Demjanjuk denies serving as a guard at any camp and is free pending his appeal.
He's been in poor health for years and has been in and out of a hospital since his conviction.
He currently cannot leave Germany because he has no passport, but he could get a U.S. passport if the denaturalization ruling was overturned.
Ukrainian-born Demjanjuk was a Soviet Red Army soldier captured by the Germans in 1942. The Munich court found he agreed to serve the Nazis as a guard at Sobibor.
"John Demjanjuk comes before this court casting himself as the victim _ of government misconduct and a `miscarriage of justice' that led to his 2002 denaturalization," the government said in a 56-page filing accompanied by 35 exhibits.
"That claim is nothing if not brazen. The facts are that John Demjanjuk was a guard at a Nazi extermination camp (and at Nazi concentration camps) where he helped to murder thousands of innocent men, women and children."
The government asked Judge Dan Polster to reject Demjanjuk's bid to reopen his citizenship case.
While court rules allow people to file motions, "It does not give them the power to re-write history," the government said.

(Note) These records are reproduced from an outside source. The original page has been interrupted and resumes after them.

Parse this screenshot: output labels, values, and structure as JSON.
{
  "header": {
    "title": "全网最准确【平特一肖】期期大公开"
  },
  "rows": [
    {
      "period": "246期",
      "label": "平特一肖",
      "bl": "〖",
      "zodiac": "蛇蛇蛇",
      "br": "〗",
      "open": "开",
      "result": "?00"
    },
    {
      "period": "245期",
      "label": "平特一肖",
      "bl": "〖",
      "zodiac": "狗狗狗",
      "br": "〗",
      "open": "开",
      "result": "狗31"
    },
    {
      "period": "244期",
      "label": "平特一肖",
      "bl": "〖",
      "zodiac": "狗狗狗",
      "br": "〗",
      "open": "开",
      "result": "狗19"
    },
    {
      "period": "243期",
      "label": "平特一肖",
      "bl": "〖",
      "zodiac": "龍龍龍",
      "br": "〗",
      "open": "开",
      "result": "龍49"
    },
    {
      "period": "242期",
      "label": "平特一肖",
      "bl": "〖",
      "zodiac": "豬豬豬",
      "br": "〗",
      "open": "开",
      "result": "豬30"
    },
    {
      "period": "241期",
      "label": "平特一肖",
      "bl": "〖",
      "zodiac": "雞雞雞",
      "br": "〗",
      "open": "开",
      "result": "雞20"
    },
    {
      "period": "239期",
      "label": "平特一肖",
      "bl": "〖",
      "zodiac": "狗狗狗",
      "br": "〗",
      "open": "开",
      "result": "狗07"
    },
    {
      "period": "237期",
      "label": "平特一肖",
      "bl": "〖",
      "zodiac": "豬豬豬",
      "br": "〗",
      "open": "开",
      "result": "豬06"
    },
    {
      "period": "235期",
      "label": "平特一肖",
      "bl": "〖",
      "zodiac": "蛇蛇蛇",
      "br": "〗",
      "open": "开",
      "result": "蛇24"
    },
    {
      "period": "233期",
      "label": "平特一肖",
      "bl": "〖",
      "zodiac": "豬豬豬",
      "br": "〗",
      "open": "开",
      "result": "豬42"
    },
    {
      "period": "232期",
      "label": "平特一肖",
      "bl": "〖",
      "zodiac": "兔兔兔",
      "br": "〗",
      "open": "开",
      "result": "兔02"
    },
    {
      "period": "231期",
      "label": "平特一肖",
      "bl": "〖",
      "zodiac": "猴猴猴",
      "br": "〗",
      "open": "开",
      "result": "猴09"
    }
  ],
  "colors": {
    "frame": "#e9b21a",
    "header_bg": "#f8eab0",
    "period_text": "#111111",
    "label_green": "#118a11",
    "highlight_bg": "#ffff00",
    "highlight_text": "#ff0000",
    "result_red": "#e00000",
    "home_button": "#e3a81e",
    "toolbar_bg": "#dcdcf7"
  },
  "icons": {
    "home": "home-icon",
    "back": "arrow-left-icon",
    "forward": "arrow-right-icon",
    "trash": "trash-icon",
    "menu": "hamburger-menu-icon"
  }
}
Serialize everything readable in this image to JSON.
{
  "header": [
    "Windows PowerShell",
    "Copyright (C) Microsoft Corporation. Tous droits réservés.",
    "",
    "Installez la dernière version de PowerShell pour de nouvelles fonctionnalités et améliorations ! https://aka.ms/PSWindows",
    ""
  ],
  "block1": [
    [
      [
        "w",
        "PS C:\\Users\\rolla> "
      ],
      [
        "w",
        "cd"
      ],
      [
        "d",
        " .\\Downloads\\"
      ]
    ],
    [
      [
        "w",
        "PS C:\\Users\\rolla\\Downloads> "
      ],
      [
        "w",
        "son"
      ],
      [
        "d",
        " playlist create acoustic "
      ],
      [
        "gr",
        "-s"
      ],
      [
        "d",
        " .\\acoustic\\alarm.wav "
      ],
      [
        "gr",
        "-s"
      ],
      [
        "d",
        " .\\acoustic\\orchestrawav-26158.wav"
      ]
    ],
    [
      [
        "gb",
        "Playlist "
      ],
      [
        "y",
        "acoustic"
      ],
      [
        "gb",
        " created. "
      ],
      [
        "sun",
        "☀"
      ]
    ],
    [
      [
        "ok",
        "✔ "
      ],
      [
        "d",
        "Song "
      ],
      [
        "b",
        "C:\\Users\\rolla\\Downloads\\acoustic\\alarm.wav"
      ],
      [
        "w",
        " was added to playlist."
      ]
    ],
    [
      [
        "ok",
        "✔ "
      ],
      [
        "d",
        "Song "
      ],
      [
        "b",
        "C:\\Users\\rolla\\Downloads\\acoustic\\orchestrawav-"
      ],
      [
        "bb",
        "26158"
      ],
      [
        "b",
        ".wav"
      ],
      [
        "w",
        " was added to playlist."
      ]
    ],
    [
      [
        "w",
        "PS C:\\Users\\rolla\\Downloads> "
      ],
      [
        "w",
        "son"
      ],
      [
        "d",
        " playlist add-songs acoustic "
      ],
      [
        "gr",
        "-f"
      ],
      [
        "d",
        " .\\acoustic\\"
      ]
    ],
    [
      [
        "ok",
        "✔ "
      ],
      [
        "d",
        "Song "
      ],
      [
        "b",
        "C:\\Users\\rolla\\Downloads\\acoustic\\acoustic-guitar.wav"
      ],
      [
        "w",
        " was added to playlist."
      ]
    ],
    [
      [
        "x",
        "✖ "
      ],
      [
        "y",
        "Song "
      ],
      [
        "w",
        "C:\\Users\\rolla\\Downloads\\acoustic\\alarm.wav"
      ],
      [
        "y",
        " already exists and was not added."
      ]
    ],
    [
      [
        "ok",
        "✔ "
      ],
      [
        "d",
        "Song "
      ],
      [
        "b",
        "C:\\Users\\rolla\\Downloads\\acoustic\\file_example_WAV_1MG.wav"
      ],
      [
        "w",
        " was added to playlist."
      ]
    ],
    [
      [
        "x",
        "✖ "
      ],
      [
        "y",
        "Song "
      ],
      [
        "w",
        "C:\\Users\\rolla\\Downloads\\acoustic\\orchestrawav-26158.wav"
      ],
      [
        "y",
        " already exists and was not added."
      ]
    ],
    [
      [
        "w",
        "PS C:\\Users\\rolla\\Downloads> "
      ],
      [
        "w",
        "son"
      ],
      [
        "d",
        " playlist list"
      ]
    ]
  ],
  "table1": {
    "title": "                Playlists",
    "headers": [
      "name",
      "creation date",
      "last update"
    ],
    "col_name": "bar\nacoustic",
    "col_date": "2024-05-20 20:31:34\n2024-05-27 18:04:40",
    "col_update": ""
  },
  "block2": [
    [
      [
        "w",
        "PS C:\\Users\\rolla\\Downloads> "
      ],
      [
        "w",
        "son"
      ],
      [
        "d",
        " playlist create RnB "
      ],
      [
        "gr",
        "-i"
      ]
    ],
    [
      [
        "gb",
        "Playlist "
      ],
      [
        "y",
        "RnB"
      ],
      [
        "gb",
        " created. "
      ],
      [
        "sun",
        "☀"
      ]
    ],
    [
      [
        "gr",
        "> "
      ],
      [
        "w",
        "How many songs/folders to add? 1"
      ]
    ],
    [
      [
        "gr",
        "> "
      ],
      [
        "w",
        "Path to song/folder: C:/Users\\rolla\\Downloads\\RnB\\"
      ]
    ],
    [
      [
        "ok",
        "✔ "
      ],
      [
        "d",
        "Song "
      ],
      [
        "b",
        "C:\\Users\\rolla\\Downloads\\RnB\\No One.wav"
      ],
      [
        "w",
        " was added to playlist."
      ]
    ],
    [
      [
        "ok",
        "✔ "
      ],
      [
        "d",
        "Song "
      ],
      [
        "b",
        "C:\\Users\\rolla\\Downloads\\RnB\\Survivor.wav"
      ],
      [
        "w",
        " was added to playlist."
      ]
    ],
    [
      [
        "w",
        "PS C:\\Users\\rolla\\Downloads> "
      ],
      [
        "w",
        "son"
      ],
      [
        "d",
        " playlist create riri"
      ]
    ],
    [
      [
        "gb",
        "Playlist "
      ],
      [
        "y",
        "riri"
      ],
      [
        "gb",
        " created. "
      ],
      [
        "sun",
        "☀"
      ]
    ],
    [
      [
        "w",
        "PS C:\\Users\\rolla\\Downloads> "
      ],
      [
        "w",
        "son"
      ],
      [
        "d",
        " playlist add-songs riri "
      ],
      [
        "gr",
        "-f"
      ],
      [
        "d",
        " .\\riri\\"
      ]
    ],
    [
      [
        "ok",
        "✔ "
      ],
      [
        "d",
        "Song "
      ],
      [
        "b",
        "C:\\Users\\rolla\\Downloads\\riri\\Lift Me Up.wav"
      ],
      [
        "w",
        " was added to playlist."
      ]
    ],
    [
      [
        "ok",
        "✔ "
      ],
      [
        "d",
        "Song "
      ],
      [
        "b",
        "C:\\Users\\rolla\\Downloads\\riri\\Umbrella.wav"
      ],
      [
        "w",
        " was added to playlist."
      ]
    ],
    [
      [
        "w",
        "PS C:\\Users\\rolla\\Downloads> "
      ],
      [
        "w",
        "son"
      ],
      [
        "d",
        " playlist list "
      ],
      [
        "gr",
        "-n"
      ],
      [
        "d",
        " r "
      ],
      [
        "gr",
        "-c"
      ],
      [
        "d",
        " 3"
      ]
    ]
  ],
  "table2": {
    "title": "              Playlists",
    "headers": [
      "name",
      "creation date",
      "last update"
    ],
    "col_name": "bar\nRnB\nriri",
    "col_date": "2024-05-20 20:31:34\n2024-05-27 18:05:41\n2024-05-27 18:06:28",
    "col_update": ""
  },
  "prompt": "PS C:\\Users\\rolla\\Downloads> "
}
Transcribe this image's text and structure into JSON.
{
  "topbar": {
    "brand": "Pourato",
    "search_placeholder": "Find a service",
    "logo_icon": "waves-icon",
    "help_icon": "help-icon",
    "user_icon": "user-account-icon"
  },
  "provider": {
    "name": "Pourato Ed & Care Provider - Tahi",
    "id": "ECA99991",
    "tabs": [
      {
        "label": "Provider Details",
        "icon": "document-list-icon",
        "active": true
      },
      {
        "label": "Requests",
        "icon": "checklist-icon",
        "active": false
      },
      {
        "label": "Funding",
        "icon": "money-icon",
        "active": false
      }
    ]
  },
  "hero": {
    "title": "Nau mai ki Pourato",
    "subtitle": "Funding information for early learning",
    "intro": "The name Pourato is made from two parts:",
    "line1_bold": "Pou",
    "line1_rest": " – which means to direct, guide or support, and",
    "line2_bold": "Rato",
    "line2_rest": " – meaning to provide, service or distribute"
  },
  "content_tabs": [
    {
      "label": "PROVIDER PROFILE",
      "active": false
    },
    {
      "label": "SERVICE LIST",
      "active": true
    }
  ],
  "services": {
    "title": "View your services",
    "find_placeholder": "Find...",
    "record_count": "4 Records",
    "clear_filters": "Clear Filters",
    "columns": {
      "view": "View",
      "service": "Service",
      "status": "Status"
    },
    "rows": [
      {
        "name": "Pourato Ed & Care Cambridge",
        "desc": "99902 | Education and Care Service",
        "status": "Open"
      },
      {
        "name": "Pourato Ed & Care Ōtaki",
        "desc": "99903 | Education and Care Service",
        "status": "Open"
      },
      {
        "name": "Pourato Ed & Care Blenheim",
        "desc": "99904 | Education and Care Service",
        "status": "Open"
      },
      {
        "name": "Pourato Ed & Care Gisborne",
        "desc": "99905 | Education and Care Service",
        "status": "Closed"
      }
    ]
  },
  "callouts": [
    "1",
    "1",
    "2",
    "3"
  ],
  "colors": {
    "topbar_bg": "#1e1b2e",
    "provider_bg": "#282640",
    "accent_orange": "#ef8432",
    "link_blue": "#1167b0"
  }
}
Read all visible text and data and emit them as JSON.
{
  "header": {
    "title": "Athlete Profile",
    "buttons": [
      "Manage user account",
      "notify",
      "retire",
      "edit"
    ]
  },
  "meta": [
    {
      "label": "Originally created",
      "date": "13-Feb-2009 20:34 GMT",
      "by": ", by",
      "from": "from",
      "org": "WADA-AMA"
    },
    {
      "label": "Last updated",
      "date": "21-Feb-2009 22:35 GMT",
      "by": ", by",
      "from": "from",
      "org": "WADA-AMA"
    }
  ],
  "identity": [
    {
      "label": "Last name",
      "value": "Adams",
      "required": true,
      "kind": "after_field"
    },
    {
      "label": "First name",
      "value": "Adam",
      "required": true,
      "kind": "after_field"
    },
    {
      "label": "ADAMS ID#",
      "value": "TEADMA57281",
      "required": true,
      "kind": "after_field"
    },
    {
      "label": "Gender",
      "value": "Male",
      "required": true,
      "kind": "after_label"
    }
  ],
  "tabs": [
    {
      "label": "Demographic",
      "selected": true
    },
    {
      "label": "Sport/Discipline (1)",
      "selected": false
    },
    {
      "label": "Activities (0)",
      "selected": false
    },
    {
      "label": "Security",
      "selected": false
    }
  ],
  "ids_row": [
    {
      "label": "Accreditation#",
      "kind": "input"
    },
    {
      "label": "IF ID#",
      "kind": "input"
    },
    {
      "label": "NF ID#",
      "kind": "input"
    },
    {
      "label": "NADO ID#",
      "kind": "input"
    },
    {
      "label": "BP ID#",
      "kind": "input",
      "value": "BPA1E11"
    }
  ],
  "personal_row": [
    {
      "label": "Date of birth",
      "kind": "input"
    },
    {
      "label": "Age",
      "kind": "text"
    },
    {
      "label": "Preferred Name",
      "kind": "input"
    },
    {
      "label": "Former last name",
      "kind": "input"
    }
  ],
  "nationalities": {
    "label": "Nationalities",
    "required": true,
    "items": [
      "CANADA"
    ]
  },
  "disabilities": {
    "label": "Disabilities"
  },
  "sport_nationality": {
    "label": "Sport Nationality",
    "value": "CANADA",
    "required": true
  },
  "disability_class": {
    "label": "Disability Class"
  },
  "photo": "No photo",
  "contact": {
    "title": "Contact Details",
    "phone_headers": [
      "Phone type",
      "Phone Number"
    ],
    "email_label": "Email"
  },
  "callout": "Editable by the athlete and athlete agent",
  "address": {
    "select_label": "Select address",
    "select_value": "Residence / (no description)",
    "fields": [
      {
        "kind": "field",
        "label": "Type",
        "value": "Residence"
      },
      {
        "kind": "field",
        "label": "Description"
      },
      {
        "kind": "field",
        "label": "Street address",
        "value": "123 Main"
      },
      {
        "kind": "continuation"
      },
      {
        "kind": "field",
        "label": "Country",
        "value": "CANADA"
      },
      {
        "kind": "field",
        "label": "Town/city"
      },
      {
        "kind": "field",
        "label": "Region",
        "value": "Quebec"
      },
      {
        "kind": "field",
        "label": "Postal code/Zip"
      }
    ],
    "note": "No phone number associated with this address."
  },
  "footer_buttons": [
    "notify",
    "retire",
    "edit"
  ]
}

The government's response included an Oct. 12 affidavit from retired FBI agent Thomas Martin, who said the March 4, 1985, report written by him was based on speculation, not any investigation.
He said he had based his speculation, in part, on his understanding that the Soviet secret police "had a longstanding program designed to target dissidents living overseas, for the purpose of intimidation, threat or actual assassination."
While concerned the Nazi ID card could be a Soviet fake, Martin said in the affidavit, "I reached no conclusions about its authenticity."
The 1985 report says the Cleveland office's investigation "strongly indicated" a Soviet scheme to discredit "prominent emigre dissidents speaking out publicly and/or leading emigre groups in opposition to the Soviet leadership in the USSR."